What you need to do: How many lines in the listing below hold the word "icon"? Answer with the number only.

Supplied material:

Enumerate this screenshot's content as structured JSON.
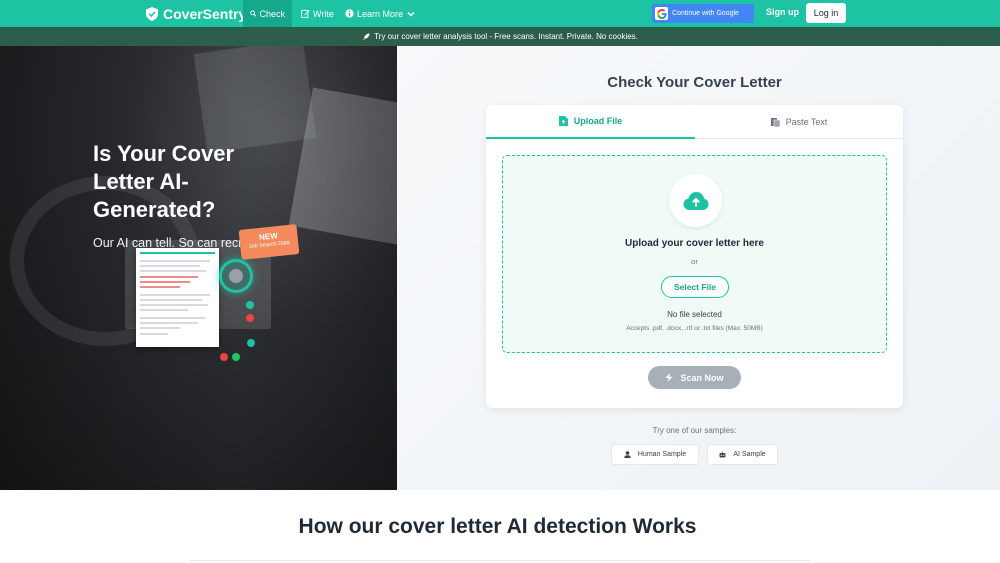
{
  "navbar": {
    "brand": "CoverSentry",
    "items": [
      {
        "label": "Check",
        "icon": "search-icon",
        "active": true
      },
      {
        "label": "Write",
        "icon": "edit-icon",
        "active": false
      },
      {
        "label": "Learn More",
        "icon": "info-icon",
        "active": false
      }
    ],
    "google_label": "Continue with Google",
    "signup_label": "Sign up",
    "login_label": "Log in"
  },
  "banner": {
    "text": "Try our cover letter analysis tool - Free scans. Instant. Private. No cookies.",
    "icon": "rocket-icon"
  },
  "hero": {
    "title": "Is Your Cover Letter AI-Generated?",
    "subtitle": "Our AI can tell. So can recruiters.",
    "badge_new": "NEW",
    "badge_sub": "Job Search Data"
  },
  "checker": {
    "title": "Check Your Cover Letter",
    "tabs": [
      {
        "label": "Upload File",
        "icon": "file-upload-icon",
        "active": true
      },
      {
        "label": "Paste Text",
        "icon": "paste-icon",
        "active": false
      }
    ],
    "upload_title": "Upload your cover letter here",
    "or_label": "or",
    "select_file_label": "Select File",
    "no_file_label": "No file selected",
    "accepts_label": "Accepts .pdf, .docx, .rtf or .txt files (Max: 50MB)",
    "scan_label": "Scan Now",
    "samples_label": "Try one of our samples:",
    "samples": [
      {
        "label": "Human Sample",
        "icon": "user-icon"
      },
      {
        "label": "AI Sample",
        "icon": "robot-icon"
      }
    ]
  },
  "how": {
    "title": "How our cover letter AI detection Works"
  },
  "colors": {
    "brand": "#1ec3a4",
    "banner": "#2d5e4c",
    "google": "#4285f4",
    "badge": "#f58a5c"
  }
}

Solution: 8